So I grew up playing tennis all my life. I went to UC Davis in the states and played Division I college tennis over there (Go ags!) Basically that was kind of the start. I was thinking okay, I had sports as a background. I played tennis. So maybe I’ll go into a career that involves exercise. And that was kind of my thinking of going into physio in the first place. And I remember actually the exact moment that I decided, “Yes, I want to be a physio. I want to go full steam ahead into this career,” was when I was shadowing a physiotherapist and he was treating a baby with neck tightness. And so that moment, I was like wow, physiotherapy really helps such a wide variety of people, such a broad spectrum of reach that physio has whether it’s pediatrics, neurology, cardiology, sports… it’s kind of amazing the wide range that physio has and the ability that we have to be able to help people achieve their optimum potential. And I think it’s an amazing career.
What would you be doing if you weren’t a physiotherapist?
What would I be doing if I wasn’t a physio.. I’d probably.. I used to really enjoy writing a lot. When I was in college, all my friends thought I was crazy because I enjoyed writing essays and things like that. And I was relatively good at writing essays. So maybe I would’ve gone into journalism or some sort of career in writing. Who knows?
And what other things do you like outside of work and clinic?
Yeah, so as a new BC or Canadian resident, I’ve been really enjoying exploring the amazing scenery of Canada and BC in general. Well, during the summer I was hiking a lot, exploring new trails. I still enjoy playing tennis every once in a while. My goal is to one day maybe try and go back into competition and just play a tournament one of these weekends and see what happens. And then for the winter time, I did my first season of snowboarding last year. That’s definitely a work in progress. I’m trying to make that my new winter hobby. But I’m working on my toe edge and that’s a bit of a struggle. So we’ll see…
And what special interest and area of focus do you have when it comes to physiotherapy?
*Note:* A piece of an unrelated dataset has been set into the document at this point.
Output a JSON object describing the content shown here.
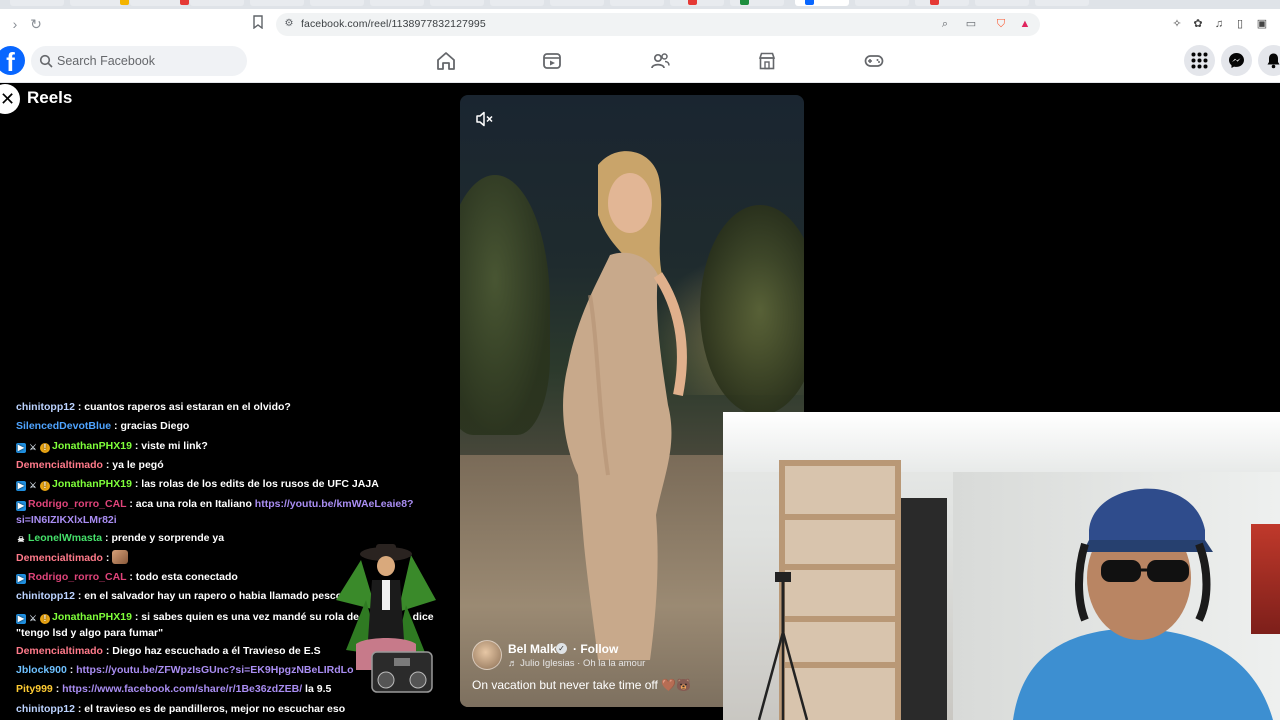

So I enjoy treating—I mean, that’s the thing about physio is that there’s so many different things to treat. In the hospital where I worked at in Australia, I saw a lot of neurological conditions. I find them really interesting to treat including conditions like multiple sclerosis, Parkinson’s, and stroke. And then apart from just neurology in general, sports, treating athletes, I think it’d be really cool to treat tennis players, just being on the other side of the court for once. I like treating necks a lot, mainly because I myself deal with a lot of neck issues and a lot of tension in my shoulders. So I feel like it’s the one sort of—I got lucky as a tennis player. I didn’t really have many injuries growing up as an athlete. But I think my one thing that I can actually really feel like I’m going through with the patient is neck issues. And I feel like I can help them out because I can relate a lot more with them.